Moto E

I'm not crying, it's a press conference for one

The Moto E is actually a pretty decent phone, although it's no longer the sub £100 offering we loved last year. However, with a stronger processor and qHD screen, it's not a bad phone for the price. High fives for Motorola.

The return

"What happened to him?"

"I… I don't know. I found him under a pile of BlackBerry Storms. I think he was crushed by them."

"Is he breathing?"

"Barely. He's badly hurt."

"Quick… get him into the theatre."

The unicorn's eyes flutter open long enough to see the words 'Mobonia General Hospital' above the door he's thrust through, before passing out again.

"Can you help him?"

"We can rebuild him.
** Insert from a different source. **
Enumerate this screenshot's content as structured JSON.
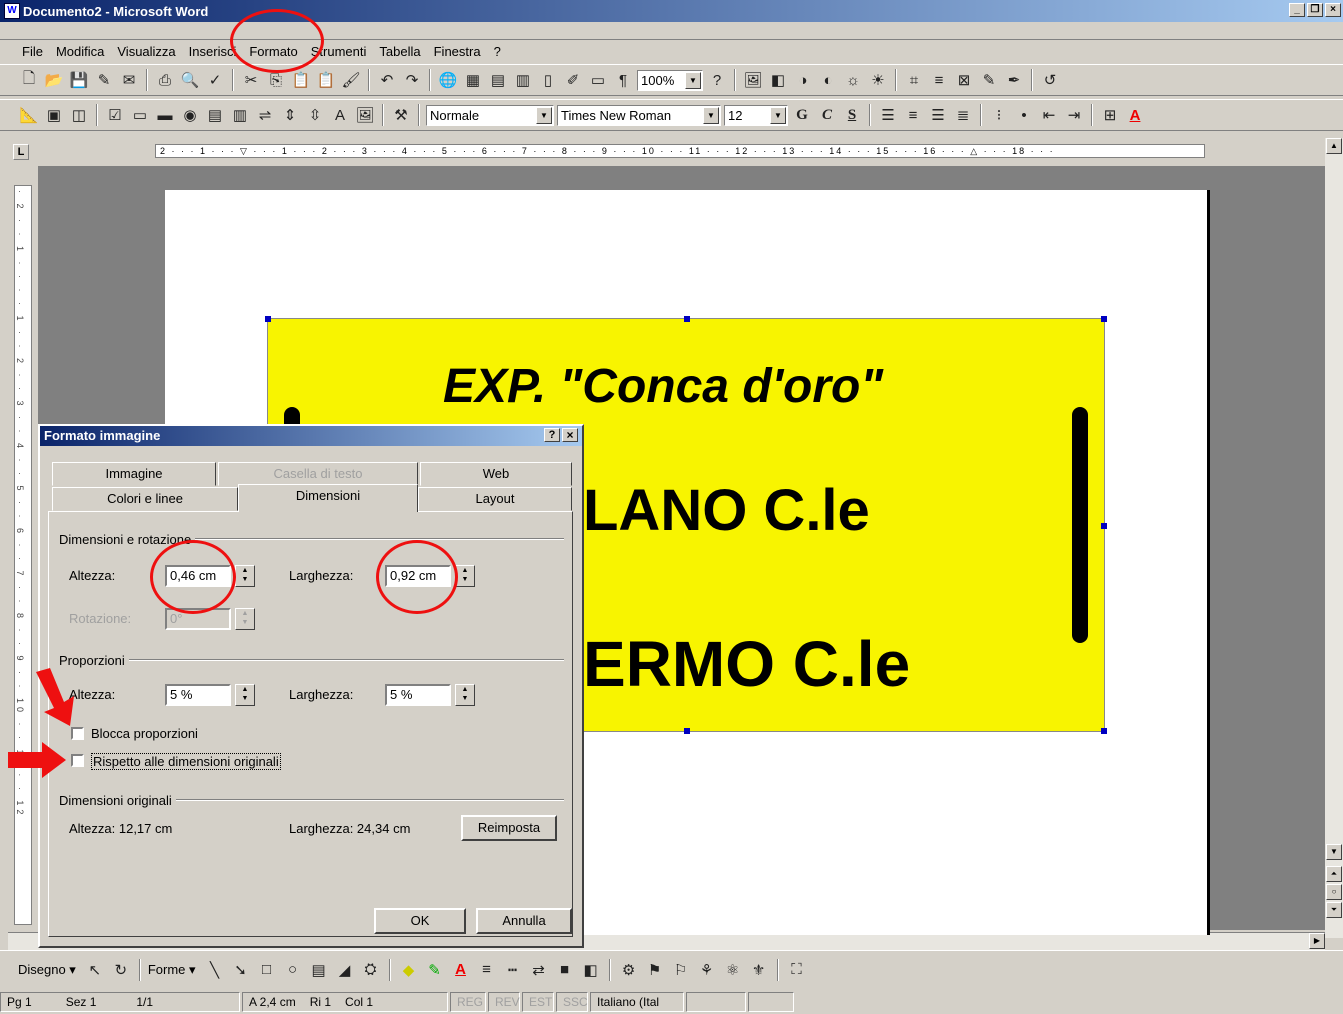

He won't be the same again. But we can make him better. Faster. Less obsessed with ancient phones that nobody really gives a toss about."

"You mean…?"

"Yes. He's going to become Winston the Smartphone Unicorn".

Tune in next week to read the next exciting instalment, as we discover whether our four-legged hero can ever recover from the crushing pain of the BlackBerry Storm.

That's what Shih said

While this section was largely added in thanks to coming up with the pun one sunny afternoon in Baker Street, it's always worth revisiting one of the greatest launches to ever emerge from the world of phones.

Take a bow, Asus chaiman Jonney Shih, for winning the award for 'Most committed to the part' in a press conference during the launch of the PadFone in 2012.

Scary press shot of the week

7 Days in smartphones

Let's all take a moment here to discuss what's possibly happening in this shot. Those fixed smiles seem to be saying 'quick, distract him with the fancy front display on the LG Trax while I call the police.'

Retro video of the week

Apologies for the dismal quality of this video, but it's from the past. You remember the past, right? That thing that happened before the past but is kind of close to the present?

Also sorry for the loud sting at the start. But it's worth it, promise.

Proper bits from the site

It's Apple o'clock – the Watch is going to be given its own event on 9 March, so perhaps the reviews won't be far away?

There's a secret love story behind the launch of the LG Watch Urbane – and our friends on T3 have uncovered it.

LG has gone a little bit bonkers at MWC – it'll be launching a quartet of phones that are 'selfie stick ready' (urgh) and an LTE version of its Watch Urbane, but one that won't be based on Android Wear, and will have a much bigger battery.

But you can use it was a walkie talkie and make calls with it. That's a win right there.

Come back next week to see whether we made it through the madness… and of course to find out what happened to Winston.

Gareth Beavis
Formerly Global Editor in Chief

Gareth has been part of the consumer technology world in a career spanning three decades. He started life as a staff writer on the fledgling TechRadar, and has grown with the site (primarily as phones, tablets and wearables editor) until becoming Global Editor in Chief in 2018. Gareth has written over 4,000 articles for TechRadar, has contributed expert insight to a number of other publications, chaired panels on zeitgeist technologies, presented at the Gadget Show Live as well as representing the brand on TV and radio for multiple channels including Sky, BBC, ITV and Al-Jazeera. Passionate about fitness, he can bore anyone rigid about stress management, sleep tracking, heart rate variance as well as bemoaning something about the latest iPhone, Galaxy or OLED TV.